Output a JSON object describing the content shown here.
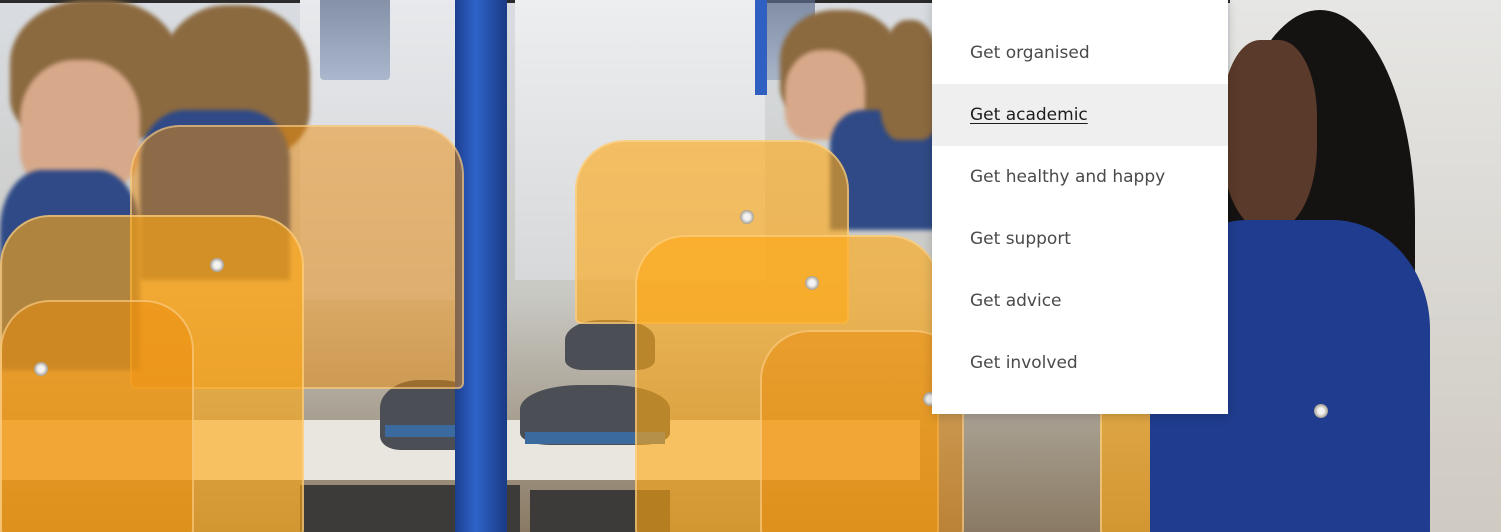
{
  "menu": {
    "items": [
      {
        "label": "Get organised"
      },
      {
        "label": "Get academic"
      },
      {
        "label": "Get healthy and happy"
      },
      {
        "label": "Get support"
      },
      {
        "label": "Get advice"
      },
      {
        "label": "Get involved"
      }
    ],
    "active_index": 1
  },
  "colors": {
    "menu_background": "#ffffff",
    "menu_active_background": "#efefef",
    "menu_text": "#4a4a4a",
    "menu_active_text": "#1d1d1d",
    "uniform_blue": "#1f3c8e",
    "acrylic_orange": "#ffa814"
  }
}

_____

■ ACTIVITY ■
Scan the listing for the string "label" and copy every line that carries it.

■ RESULT OF THIS EXERCISE ■
        "label": "Get organised"
        "label": "Get academic"
        "label": "Get healthy and happy"
        "label": "Get support"
        "label": "Get advice"
        "label": "Get involved"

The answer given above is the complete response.